I currently have the house to myself because they’re away for a juggling convention. Because that’s a thing. It’s not the first one this year, after all the EJC (European Juggling Convention) was only a few months ago. But this weekend’s one is more specialized – it’s a passing juggling convention. Because that is also a thing. A niche, within a niche.
They’re practicing patterns with names such as ‘Funky bookends’, ‘Champy’, ‘Panda panda who’s got panda’ and of course that inimitable crowd favourite ‘8441841481441’. You know you’re impressed.
Other people who are impressed?
Mother Painefull.

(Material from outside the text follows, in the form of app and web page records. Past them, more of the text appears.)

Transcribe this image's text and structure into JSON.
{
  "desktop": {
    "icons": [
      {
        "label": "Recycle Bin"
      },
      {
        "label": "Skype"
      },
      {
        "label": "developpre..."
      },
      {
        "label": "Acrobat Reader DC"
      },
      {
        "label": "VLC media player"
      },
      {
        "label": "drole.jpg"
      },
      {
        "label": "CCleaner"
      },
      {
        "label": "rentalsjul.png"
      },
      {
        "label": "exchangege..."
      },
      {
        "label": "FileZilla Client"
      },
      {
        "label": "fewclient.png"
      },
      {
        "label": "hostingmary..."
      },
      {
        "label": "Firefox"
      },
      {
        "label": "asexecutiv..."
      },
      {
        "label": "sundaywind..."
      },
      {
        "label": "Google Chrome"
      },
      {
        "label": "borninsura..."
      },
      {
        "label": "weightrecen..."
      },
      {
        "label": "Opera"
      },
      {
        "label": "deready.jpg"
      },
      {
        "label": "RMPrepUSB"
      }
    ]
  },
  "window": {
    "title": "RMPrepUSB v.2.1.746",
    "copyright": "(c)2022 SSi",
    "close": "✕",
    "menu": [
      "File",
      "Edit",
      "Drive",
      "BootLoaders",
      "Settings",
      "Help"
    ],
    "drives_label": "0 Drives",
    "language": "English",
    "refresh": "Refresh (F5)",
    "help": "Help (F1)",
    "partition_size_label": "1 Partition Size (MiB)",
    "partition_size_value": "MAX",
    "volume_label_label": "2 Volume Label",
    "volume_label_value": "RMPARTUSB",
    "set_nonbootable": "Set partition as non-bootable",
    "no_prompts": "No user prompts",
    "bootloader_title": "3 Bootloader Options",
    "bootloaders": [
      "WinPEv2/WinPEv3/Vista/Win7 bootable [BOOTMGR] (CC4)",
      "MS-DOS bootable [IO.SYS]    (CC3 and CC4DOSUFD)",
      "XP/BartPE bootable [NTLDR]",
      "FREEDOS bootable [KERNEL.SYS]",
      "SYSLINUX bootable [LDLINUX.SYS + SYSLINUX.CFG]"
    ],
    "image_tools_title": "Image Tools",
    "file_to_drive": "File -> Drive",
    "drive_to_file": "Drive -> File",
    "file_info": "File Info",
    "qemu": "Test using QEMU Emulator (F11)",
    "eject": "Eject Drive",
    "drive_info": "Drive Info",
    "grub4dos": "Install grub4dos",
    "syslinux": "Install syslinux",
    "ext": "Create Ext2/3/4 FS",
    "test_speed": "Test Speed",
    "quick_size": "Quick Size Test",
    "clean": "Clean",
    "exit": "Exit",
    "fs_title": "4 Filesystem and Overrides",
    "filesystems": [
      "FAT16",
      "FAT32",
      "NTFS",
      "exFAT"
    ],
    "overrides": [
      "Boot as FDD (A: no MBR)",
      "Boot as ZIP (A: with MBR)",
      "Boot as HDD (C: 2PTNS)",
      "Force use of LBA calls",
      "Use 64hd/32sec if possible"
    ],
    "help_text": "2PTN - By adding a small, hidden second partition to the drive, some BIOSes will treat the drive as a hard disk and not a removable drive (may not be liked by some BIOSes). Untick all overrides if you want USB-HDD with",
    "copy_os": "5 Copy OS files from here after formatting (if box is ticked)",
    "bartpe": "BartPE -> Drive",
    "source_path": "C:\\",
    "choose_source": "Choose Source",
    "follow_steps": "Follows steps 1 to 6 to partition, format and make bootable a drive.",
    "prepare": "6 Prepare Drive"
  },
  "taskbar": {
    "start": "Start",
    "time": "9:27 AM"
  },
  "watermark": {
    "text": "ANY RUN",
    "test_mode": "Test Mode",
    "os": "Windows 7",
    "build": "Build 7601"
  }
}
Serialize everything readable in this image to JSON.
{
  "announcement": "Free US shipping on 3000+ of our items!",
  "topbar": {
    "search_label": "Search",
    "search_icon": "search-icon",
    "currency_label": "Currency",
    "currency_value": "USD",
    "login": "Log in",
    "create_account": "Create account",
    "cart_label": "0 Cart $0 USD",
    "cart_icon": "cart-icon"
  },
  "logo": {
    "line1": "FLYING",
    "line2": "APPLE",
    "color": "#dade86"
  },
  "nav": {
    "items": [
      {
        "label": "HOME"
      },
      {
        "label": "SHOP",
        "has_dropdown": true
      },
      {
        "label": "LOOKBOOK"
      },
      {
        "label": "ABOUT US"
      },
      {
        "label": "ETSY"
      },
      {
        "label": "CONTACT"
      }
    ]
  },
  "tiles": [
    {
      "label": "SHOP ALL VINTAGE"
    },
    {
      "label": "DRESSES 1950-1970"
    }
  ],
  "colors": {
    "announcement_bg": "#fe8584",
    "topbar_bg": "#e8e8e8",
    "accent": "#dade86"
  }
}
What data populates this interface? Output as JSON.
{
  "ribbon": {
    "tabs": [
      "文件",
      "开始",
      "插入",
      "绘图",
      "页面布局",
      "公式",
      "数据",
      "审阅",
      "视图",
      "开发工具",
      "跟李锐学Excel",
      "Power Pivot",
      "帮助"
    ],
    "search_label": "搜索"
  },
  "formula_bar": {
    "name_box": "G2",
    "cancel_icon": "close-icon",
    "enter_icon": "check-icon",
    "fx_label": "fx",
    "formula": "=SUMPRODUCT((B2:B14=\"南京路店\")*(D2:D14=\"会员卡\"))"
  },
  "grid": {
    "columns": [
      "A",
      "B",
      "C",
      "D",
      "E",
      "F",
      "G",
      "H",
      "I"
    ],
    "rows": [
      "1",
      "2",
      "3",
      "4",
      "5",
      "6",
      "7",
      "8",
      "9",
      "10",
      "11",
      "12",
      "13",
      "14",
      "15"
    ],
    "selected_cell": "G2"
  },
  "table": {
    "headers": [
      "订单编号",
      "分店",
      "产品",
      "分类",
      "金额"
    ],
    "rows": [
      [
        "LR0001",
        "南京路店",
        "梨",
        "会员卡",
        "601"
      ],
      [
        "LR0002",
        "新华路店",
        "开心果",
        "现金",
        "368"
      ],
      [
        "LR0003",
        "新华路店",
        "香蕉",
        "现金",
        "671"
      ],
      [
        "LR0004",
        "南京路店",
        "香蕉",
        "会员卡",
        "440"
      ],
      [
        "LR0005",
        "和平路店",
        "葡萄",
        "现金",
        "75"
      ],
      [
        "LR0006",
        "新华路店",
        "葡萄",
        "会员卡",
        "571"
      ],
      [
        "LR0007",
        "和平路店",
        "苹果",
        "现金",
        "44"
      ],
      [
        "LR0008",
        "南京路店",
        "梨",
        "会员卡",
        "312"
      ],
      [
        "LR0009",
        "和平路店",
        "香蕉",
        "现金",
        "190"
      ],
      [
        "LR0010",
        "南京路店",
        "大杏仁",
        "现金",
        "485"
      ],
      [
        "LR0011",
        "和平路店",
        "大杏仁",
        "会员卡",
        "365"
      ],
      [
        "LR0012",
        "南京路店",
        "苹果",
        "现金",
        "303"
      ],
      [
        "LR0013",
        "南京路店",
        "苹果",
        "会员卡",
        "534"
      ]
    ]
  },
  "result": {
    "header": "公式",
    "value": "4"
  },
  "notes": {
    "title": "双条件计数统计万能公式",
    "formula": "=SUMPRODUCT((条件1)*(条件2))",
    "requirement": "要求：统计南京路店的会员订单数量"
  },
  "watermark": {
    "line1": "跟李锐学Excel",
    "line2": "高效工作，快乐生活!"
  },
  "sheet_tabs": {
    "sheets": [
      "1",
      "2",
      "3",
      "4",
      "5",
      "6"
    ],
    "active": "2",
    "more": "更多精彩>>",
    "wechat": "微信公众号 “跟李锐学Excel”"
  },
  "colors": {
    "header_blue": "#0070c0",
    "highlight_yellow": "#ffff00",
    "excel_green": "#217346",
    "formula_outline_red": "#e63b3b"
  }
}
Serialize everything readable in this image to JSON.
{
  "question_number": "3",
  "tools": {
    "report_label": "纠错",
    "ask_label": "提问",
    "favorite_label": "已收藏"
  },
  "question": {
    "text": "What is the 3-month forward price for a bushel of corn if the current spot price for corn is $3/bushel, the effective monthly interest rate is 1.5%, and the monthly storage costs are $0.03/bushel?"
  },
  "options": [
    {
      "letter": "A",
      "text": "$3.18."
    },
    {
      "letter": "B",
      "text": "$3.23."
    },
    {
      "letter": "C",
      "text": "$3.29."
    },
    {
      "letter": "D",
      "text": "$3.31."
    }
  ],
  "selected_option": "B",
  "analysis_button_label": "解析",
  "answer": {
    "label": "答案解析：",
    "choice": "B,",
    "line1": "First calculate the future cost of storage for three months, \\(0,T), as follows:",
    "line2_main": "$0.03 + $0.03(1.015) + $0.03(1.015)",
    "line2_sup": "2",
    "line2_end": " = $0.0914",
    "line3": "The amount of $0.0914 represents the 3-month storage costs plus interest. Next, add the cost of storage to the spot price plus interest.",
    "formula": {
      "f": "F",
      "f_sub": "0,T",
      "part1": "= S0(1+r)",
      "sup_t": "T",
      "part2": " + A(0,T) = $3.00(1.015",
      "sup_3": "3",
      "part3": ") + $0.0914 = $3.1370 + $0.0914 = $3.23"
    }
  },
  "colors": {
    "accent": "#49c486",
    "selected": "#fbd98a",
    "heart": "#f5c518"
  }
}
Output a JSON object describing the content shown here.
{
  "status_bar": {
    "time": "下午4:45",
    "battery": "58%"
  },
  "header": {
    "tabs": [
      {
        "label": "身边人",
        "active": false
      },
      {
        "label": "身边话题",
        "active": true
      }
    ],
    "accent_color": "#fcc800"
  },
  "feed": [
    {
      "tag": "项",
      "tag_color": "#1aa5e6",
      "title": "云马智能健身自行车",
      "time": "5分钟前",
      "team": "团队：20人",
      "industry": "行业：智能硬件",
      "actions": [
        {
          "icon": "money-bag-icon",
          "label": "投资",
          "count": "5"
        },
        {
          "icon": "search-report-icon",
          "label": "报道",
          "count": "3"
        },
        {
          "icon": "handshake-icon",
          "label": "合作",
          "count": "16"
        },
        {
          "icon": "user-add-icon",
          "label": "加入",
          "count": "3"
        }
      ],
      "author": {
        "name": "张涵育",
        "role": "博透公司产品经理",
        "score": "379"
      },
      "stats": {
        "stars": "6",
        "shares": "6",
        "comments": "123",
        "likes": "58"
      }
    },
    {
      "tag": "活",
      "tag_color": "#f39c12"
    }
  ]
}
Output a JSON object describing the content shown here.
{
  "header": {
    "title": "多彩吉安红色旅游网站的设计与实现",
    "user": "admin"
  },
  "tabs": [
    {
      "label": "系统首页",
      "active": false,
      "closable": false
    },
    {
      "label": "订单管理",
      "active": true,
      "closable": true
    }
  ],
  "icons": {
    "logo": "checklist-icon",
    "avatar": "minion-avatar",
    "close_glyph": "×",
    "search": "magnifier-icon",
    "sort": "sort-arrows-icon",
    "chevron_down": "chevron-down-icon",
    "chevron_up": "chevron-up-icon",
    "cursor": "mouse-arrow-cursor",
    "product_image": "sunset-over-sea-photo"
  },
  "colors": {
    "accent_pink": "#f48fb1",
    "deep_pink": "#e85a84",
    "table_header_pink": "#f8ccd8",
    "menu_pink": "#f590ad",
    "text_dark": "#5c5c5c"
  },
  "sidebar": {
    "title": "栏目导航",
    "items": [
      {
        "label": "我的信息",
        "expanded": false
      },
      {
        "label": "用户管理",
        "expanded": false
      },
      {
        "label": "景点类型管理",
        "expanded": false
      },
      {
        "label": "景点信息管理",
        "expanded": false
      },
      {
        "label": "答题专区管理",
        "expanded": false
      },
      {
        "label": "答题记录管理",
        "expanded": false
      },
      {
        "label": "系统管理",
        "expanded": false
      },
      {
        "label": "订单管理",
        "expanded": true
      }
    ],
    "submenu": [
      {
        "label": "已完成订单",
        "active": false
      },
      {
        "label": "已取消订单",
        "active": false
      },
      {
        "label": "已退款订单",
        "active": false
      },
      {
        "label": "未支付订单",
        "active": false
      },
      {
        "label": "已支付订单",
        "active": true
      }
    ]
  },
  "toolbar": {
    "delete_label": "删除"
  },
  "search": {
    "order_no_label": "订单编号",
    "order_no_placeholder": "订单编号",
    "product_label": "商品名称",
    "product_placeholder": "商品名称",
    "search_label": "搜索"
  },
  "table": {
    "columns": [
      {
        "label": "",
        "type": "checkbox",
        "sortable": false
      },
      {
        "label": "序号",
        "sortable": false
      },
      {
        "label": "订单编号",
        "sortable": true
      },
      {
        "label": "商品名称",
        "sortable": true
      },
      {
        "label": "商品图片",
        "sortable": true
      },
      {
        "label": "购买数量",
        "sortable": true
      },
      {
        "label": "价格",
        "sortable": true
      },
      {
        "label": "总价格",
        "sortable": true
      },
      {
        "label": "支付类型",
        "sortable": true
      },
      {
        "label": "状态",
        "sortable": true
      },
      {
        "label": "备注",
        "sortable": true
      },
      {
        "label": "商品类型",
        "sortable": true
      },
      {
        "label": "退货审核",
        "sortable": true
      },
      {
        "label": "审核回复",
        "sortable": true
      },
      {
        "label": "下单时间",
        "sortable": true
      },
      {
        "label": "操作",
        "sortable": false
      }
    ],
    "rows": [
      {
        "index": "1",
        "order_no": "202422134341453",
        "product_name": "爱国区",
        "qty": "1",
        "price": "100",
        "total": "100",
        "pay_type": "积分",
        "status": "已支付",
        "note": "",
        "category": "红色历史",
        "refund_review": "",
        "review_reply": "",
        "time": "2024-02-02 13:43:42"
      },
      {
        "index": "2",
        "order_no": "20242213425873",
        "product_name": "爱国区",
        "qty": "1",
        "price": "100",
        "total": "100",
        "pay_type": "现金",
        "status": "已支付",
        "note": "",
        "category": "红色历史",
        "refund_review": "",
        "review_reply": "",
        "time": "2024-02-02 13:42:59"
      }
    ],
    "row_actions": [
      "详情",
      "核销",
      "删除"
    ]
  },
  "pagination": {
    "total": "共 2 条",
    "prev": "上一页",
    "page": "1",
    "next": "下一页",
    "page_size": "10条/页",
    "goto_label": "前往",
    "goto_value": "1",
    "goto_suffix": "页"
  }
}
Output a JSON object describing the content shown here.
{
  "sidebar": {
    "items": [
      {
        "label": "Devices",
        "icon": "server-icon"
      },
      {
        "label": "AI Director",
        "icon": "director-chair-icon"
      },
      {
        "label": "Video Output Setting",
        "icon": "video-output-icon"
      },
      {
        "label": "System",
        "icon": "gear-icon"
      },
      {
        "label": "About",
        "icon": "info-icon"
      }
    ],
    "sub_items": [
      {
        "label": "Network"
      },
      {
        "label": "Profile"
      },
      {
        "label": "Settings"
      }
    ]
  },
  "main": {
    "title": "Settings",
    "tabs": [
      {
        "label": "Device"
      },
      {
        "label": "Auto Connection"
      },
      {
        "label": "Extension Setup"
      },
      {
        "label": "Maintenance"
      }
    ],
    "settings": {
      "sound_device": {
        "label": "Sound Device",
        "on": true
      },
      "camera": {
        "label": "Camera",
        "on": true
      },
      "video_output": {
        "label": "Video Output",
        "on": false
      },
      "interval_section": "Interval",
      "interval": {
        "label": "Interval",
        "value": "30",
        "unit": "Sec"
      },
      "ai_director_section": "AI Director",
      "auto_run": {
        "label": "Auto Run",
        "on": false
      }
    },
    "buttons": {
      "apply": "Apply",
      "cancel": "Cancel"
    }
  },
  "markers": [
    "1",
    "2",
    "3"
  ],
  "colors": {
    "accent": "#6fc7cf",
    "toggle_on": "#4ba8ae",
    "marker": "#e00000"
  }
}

Actually, initially it was just relief - she misheard me the first time and thought I said they were ‘recreational drug users’. Now she insists they perform every time she sees them.
Also my boss, Stanislavski, who somehow developed an unrelenting ambition for me to learn how to juggle. Like ‘stage-an-office-wide-talent-show-in-which-I-am-required-to-juggle,-then-cancel-the-show-due-to-lack-of-other-talent-but-still-require-me-to-juggle-five-days-from-now’ unrelenting. So, I’ll let you know how that goes*.
You know who’s unimpressed? My housemates every time they get home from running their weekly juggle club, and I ask “How was le juggle (French for juggle**)?” Apparently it’s a bit repetitive for their liking. Unlike juggling.
It’s through conversations like that, that I’ve spent the past year and a half testing the patience of Juggle Boss and Magneto (even before the trip down Break-a-Leg Mountain turned them into my personal grocery shoppers and tea-makers). I’m here to tell you that patience is as flexible and durable as those circus jocks who engage in the dangling arts. As one surrogate teenage daughter accurately described them, they’re responsible… but fun.
Whether we like it or not, sometimes life throws us into the path of total strangers. With any luck, they know how to catch.
Even better, they might know how to juggle.
* = I jest. I won’t let you know. Assume it goes badly.